Success is a fickle and fleeting mistress

Once upon a time, back around 2012 or so, everything looked as if I were on target to be able to drop everything and rely solely on income from book sales. I was thrilled and thankful to have found myself in that position. I’d put in so much hard work to reach that point and planned on continuing that trajectory.

I wrote, and I wrote, and I wrote yet some more. I developed friendships and made connections that were critical not just my financial success, but to happiness and general well being. I made some incredible friends (and still have them to this day). It seems as if I were at the heart of a thriving community of fellow writers that wanted nothing more than to help each other succeed at this thing called authorship.

Watch this episode of Me And My Muse for even more information on the subject at hand.

But then, something strange happened. The bottom fell out. Sales disappeared and markets dried up.

Every author I knew stood in the gym, looking around to try and understand where everybody went. We were alone at the dance and the DJ was playing some really crappy tunes.

It took us quite some time to realize what had happened…and to this day we’re not 100% sure. Bottom line? Every genre is super-saturated with books (some of which probably shouldn’t have ever been published) and both writers and readers are suffering from marketing fatigue.

Some authors even gave up. They couldn’t take the idea of having to spend more time marketing than creating. All of a sudden we were one step away from being nothing more than retailers, hawking the same wares everyone else had to shill.
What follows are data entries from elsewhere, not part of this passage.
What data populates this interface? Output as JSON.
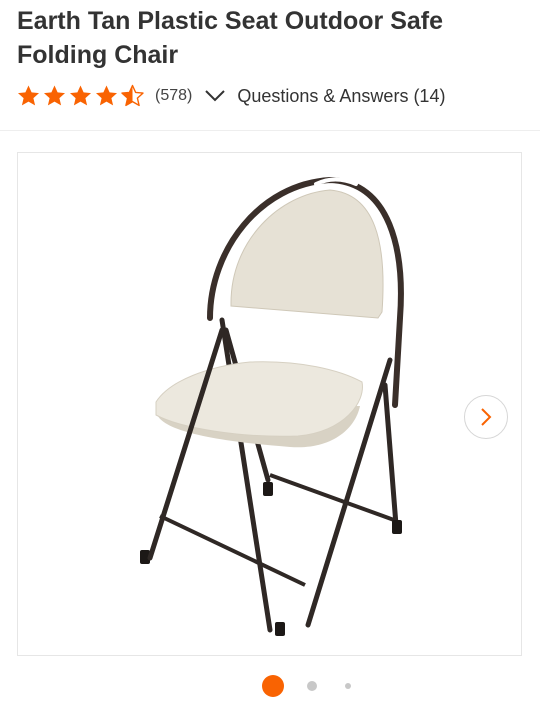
{
  "product": {
    "title": "Earth Tan Plastic Seat Outdoor Safe Folding Chair"
  },
  "rating": {
    "value": 4.5,
    "max": 5,
    "review_count_text": "(578)",
    "star_color": "#f96302"
  },
  "qa": {
    "label": "Questions & Answers (14)"
  },
  "gallery": {
    "image_icon": "folding-chair-product-photo",
    "next_icon": "chevron-right-icon",
    "accent_color": "#f96302",
    "current_index": 1,
    "total_dots": 3
  }
}
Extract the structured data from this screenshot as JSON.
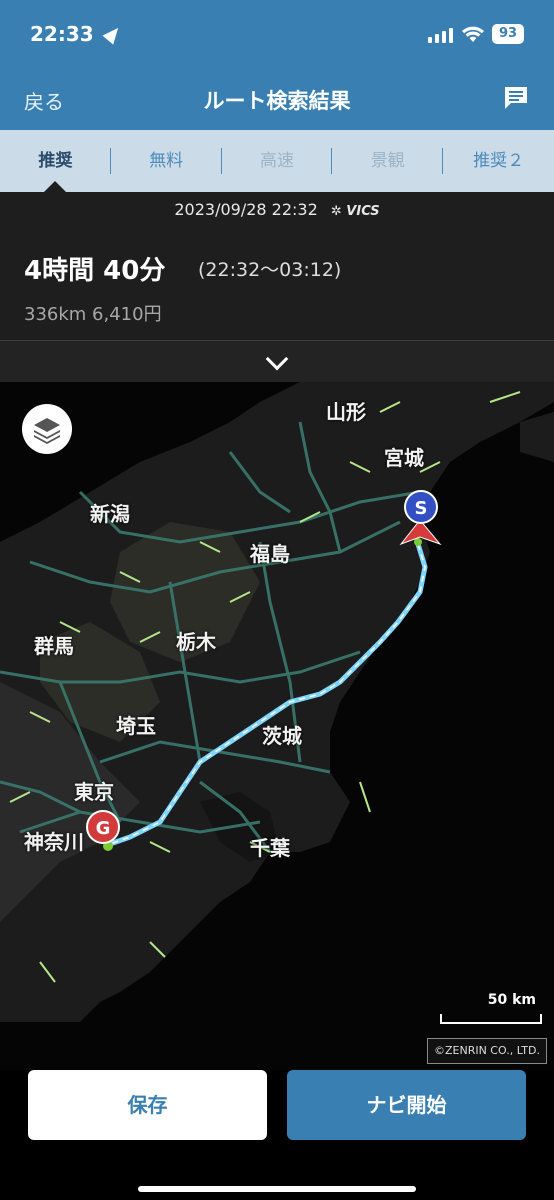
{
  "status_bar": {
    "time": "22:33",
    "battery": "93"
  },
  "header": {
    "back_label": "戻る",
    "title": "ルート検索結果"
  },
  "tabs": [
    {
      "label": "推奨",
      "state": "active"
    },
    {
      "label": "無料",
      "state": "normal"
    },
    {
      "label": "高速",
      "state": "disabled"
    },
    {
      "label": "景観",
      "state": "disabled"
    },
    {
      "label": "推奨２",
      "state": "normal"
    }
  ],
  "route": {
    "datetime": "2023/09/28 22:32",
    "vics": "VICS",
    "duration": "4時間 40分",
    "time_span": "(22:32～03:12)",
    "distance_cost": "336km  6,410円"
  },
  "map": {
    "prefectures": [
      "山形",
      "宮城",
      "新潟",
      "福島",
      "群馬",
      "栃木",
      "埼玉",
      "茨城",
      "東京",
      "神奈川",
      "千葉"
    ],
    "start_marker": "S",
    "goal_marker": "G",
    "scale_label": "50 km",
    "copyright": "©ZENRIN CO., LTD."
  },
  "actions": {
    "save_label": "保存",
    "start_label": "ナビ開始"
  },
  "colors": {
    "accent": "#3a7fb1",
    "route": "#7fd6ff",
    "road": "#3a7a6e",
    "expressway": "#b5e68a"
  }
}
We felt dirty.

But many of us continued on, hoping like hell the tide would roll back, allowing us to reclaim that success we once had.

Unfortunately, that tied has yet to receed.

There are days that it’s almost painful to deal with, and others where you just shrug it off. And when I recently read Gary Numan’s autobiography, (R)Evolution, I realized it wan’t just writers who suffered from the transient nature of success. Every artist did.

In Numan’s case it was a major free fall from grace. I’ve been a fan of Mr. Numan’s music since the 80s, so reading him tell of how the bottom dropped out was heart breaking.

It’s Gary-freakin-Numan! Come on!

I hate to say Numan’s fall gave me some relief (only because I know his recovery from said fall was a remarkable comeback for the ages). Knowing one of my music idols was able to come back from near obscurity made me realize that it can happen to anyone at any time.

So to all of my artist friends out there, no matter what medium you work in, know that success is a very transient thing. One minute you’re on top of the world and the next you’re struggling with a profound level of loss.

How do you deal with it? You keep on moving forward, never letting it take you down. You persevere and continue improving your craft in any and every way you can.

Although I don’t have the answers to the bigger questions (such as, “How do I get my audience back????!!!!!”), I can say that during these dips in success (which happen frequently), it’s important that you don’t let impostor syndrome and doubt take you down.

Have faith in yourself and your craft. Be patient and be diligent. And know that there are always others you can turn to for commiseration and support.

Remember, a rising tide lifts all boats. Let’s be the tide for one another.